- What to produce: Everything in the data except the pictures belongs in your answer, copied exactly.

- Records provided:
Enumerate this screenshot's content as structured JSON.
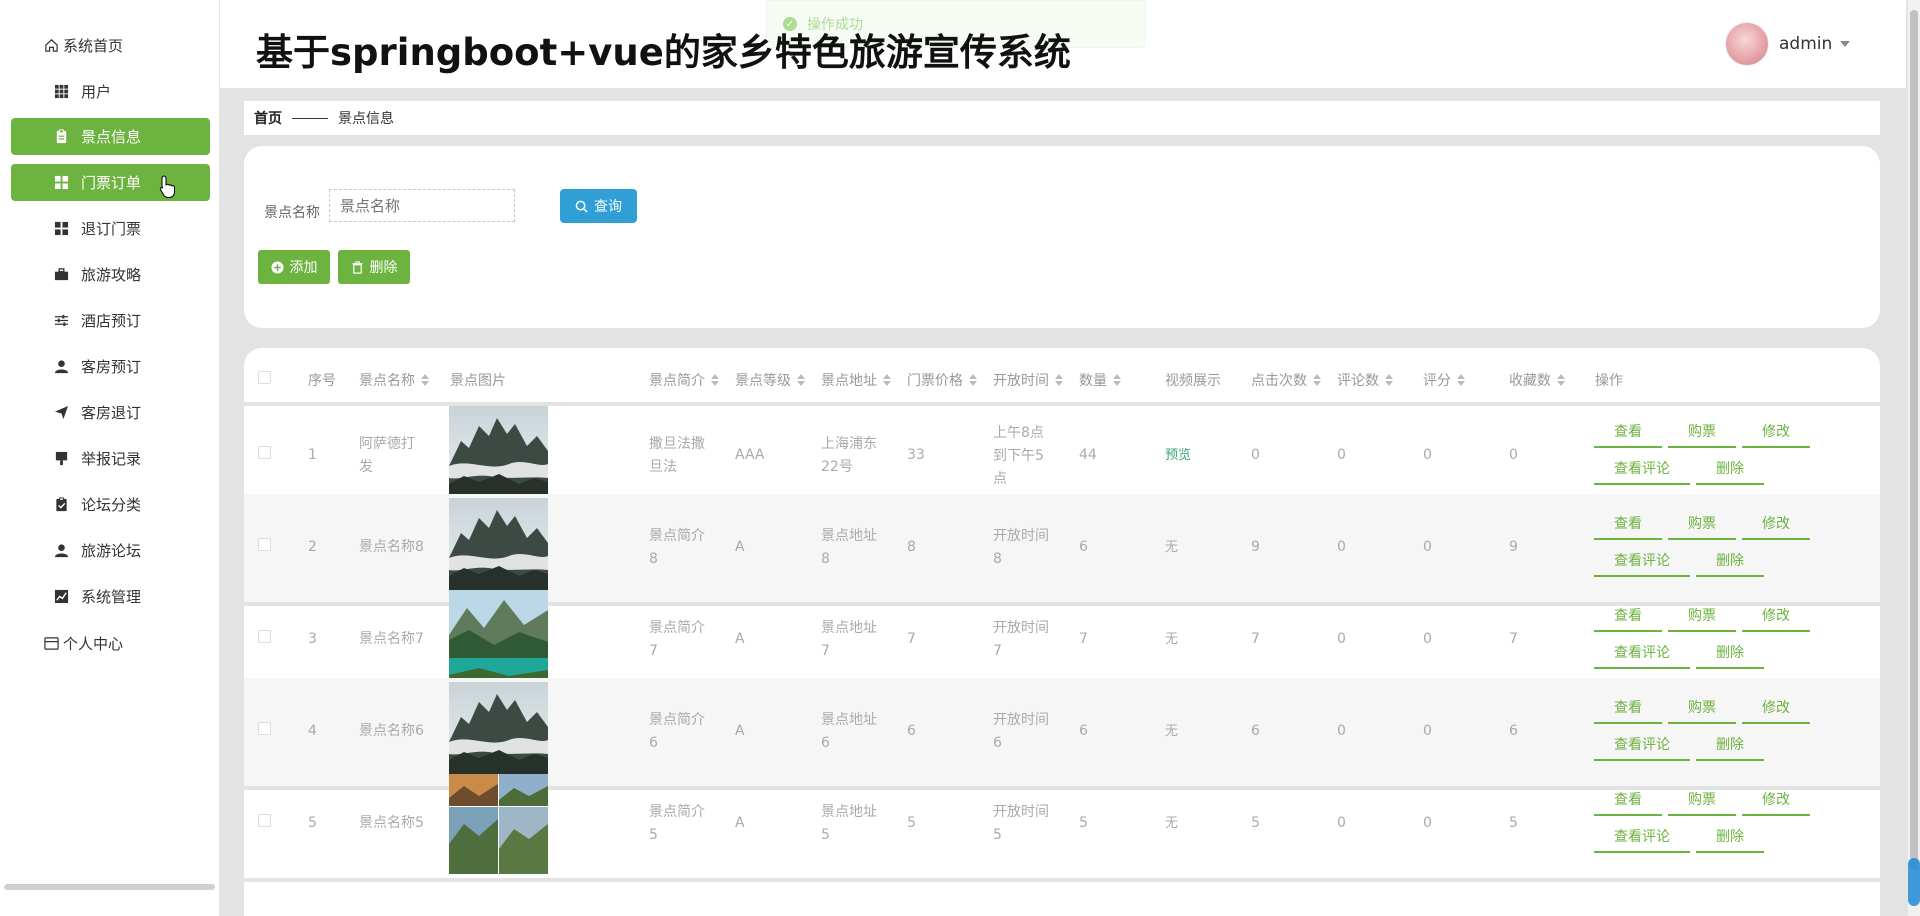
{
  "app": {
    "title": "基于springboot+vue的家乡特色旅游宣传系统",
    "toast": "操作成功",
    "user": "admin"
  },
  "sidebar": {
    "items": [
      {
        "label": "系统首页",
        "icon": "home-icon",
        "active": false
      },
      {
        "label": "用户",
        "icon": "grid-icon",
        "active": false
      },
      {
        "label": "景点信息",
        "icon": "clipboard-icon",
        "active": true
      },
      {
        "label": "门票订单",
        "icon": "apps-icon",
        "active": true
      },
      {
        "label": "退订门票",
        "icon": "apps-icon",
        "active": false
      },
      {
        "label": "旅游攻略",
        "icon": "briefcase-icon",
        "active": false
      },
      {
        "label": "酒店预订",
        "icon": "sliders-icon",
        "active": false
      },
      {
        "label": "客房预订",
        "icon": "person-icon",
        "active": false
      },
      {
        "label": "客房退订",
        "icon": "send-icon",
        "active": false
      },
      {
        "label": "举报记录",
        "icon": "brush-icon",
        "active": false
      },
      {
        "label": "论坛分类",
        "icon": "clipboard-check-icon",
        "active": false
      },
      {
        "label": "旅游论坛",
        "icon": "person-icon",
        "active": false
      },
      {
        "label": "系统管理",
        "icon": "chart-icon",
        "active": false
      },
      {
        "label": "个人中心",
        "icon": "card-icon",
        "active": false
      }
    ]
  },
  "breadcrumb": {
    "home": "首页",
    "current": "景点信息"
  },
  "search": {
    "label": "景点名称",
    "placeholder": "景点名称",
    "query_label": "查询",
    "add_label": "添加",
    "delete_label": "删除"
  },
  "table": {
    "columns": [
      "序号",
      "景点名称",
      "景点图片",
      "景点简介",
      "景点等级",
      "景点地址",
      "门票价格",
      "开放时间",
      "数量",
      "视频展示",
      "点击次数",
      "评论数",
      "评分",
      "收藏数",
      "操作"
    ],
    "actions": {
      "view": "查看",
      "buy": "购票",
      "edit": "修改",
      "comments": "查看评论",
      "delete": "删除"
    },
    "rows": [
      {
        "index": "1",
        "name": "阿萨德打发",
        "image": "mist-mountain",
        "intro": "撒旦法撒旦法",
        "level": "AAA",
        "address": "上海浦东22号",
        "price": "33",
        "open_time": "上午8点到下午5点",
        "quantity": "44",
        "video": "预览",
        "clicks": "0",
        "comments": "0",
        "rating": "0",
        "favorites": "0"
      },
      {
        "index": "2",
        "name": "景点名称8",
        "image": "mist-mountain",
        "intro": "景点简介8",
        "level": "A",
        "address": "景点地址8",
        "price": "8",
        "open_time": "开放时间8",
        "quantity": "6",
        "video": "无",
        "clicks": "9",
        "comments": "0",
        "rating": "0",
        "favorites": "9"
      },
      {
        "index": "3",
        "name": "景点名称7",
        "image": "green-lake",
        "intro": "景点简介7",
        "level": "A",
        "address": "景点地址7",
        "price": "7",
        "open_time": "开放时间7",
        "quantity": "7",
        "video": "无",
        "clicks": "7",
        "comments": "0",
        "rating": "0",
        "favorites": "7"
      },
      {
        "index": "4",
        "name": "景点名称6",
        "image": "mist-mountain",
        "intro": "景点简介6",
        "level": "A",
        "address": "景点地址6",
        "price": "6",
        "open_time": "开放时间6",
        "quantity": "6",
        "video": "无",
        "clicks": "6",
        "comments": "0",
        "rating": "0",
        "favorites": "6"
      },
      {
        "index": "5",
        "name": "景点名称5",
        "image": "great-wall-collage",
        "intro": "景点简介5",
        "level": "A",
        "address": "景点地址5",
        "price": "5",
        "open_time": "开放时间5",
        "quantity": "5",
        "video": "无",
        "clicks": "5",
        "comments": "0",
        "rating": "0",
        "favorites": "5"
      }
    ]
  },
  "colors": {
    "accent": "#6cb33f",
    "query": "#2f9fd6",
    "video_link": "#3aa57a"
  }
}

- Output of the task:
Enumerate this screenshot's content as structured JSON.
{
  "app": {
    "title": "基于springboot+vue的家乡特色旅游宣传系统",
    "toast": "操作成功",
    "user": "admin"
  },
  "sidebar": {
    "items": [
      {
        "label": "系统首页",
        "icon": "home-icon",
        "active": false
      },
      {
        "label": "用户",
        "icon": "grid-icon",
        "active": false
      },
      {
        "label": "景点信息",
        "icon": "clipboard-icon",
        "active": true
      },
      {
        "label": "门票订单",
        "icon": "apps-icon",
        "active": true
      },
      {
        "label": "退订门票",
        "icon": "apps-icon",
        "active": false
      },
      {
        "label": "旅游攻略",
        "icon": "briefcase-icon",
        "active": false
      },
      {
        "label": "酒店预订",
        "icon": "sliders-icon",
        "active": false
      },
      {
        "label": "客房预订",
        "icon": "person-icon",
        "active": false
      },
      {
        "label": "客房退订",
        "icon": "send-icon",
        "active": false
      },
      {
        "label": "举报记录",
        "icon": "brush-icon",
        "active": false
      },
      {
        "label": "论坛分类",
        "icon": "clipboard-check-icon",
        "active": false
      },
      {
        "label": "旅游论坛",
        "icon": "person-icon",
        "active": false
      },
      {
        "label": "系统管理",
        "icon": "chart-icon",
        "active": false
      },
      {
        "label": "个人中心",
        "icon": "card-icon",
        "active": false
      }
    ]
  },
  "breadcrumb": {
    "home": "首页",
    "current": "景点信息"
  },
  "search": {
    "label": "景点名称",
    "placeholder": "景点名称",
    "query_label": "查询",
    "add_label": "添加",
    "delete_label": "删除"
  },
  "table": {
    "columns": [
      "序号",
      "景点名称",
      "景点图片",
      "景点简介",
      "景点等级",
      "景点地址",
      "门票价格",
      "开放时间",
      "数量",
      "视频展示",
      "点击次数",
      "评论数",
      "评分",
      "收藏数",
      "操作"
    ],
    "actions": {
      "view": "查看",
      "buy": "购票",
      "edit": "修改",
      "comments": "查看评论",
      "delete": "删除"
    },
    "rows": [
      {
        "index": "1",
        "name": "阿萨德打发",
        "image": "mist-mountain",
        "intro": "撒旦法撒旦法",
        "level": "AAA",
        "address": "上海浦东22号",
        "price": "33",
        "open_time": "上午8点到下午5点",
        "quantity": "44",
        "video": "预览",
        "clicks": "0",
        "comments": "0",
        "rating": "0",
        "favorites": "0"
      },
      {
        "index": "2",
        "name": "景点名称8",
        "image": "mist-mountain",
        "intro": "景点简介8",
        "level": "A",
        "address": "景点地址8",
        "price": "8",
        "open_time": "开放时间8",
        "quantity": "6",
        "video": "无",
        "clicks": "9",
        "comments": "0",
        "rating": "0",
        "favorites": "9"
      },
      {
        "index": "3",
        "name": "景点名称7",
        "image": "green-lake",
        "intro": "景点简介7",
        "level": "A",
        "address": "景点地址7",
        "price": "7",
        "open_time": "开放时间7",
        "quantity": "7",
        "video": "无",
        "clicks": "7",
        "comments": "0",
        "rating": "0",
        "favorites": "7"
      },
      {
        "index": "4",
        "name": "景点名称6",
        "image": "mist-mountain",
        "intro": "景点简介6",
        "level": "A",
        "address": "景点地址6",
        "price": "6",
        "open_time": "开放时间6",
        "quantity": "6",
        "video": "无",
        "clicks": "6",
        "comments": "0",
        "rating": "0",
        "favorites": "6"
      },
      {
        "index": "5",
        "name": "景点名称5",
        "image": "great-wall-collage",
        "intro": "景点简介5",
        "level": "A",
        "address": "景点地址5",
        "price": "5",
        "open_time": "开放时间5",
        "quantity": "5",
        "video": "无",
        "clicks": "5",
        "comments": "0",
        "rating": "0",
        "favorites": "5"
      }
    ]
  },
  "colors": {
    "accent": "#6cb33f",
    "query": "#2f9fd6",
    "video_link": "#3aa57a"
  }
}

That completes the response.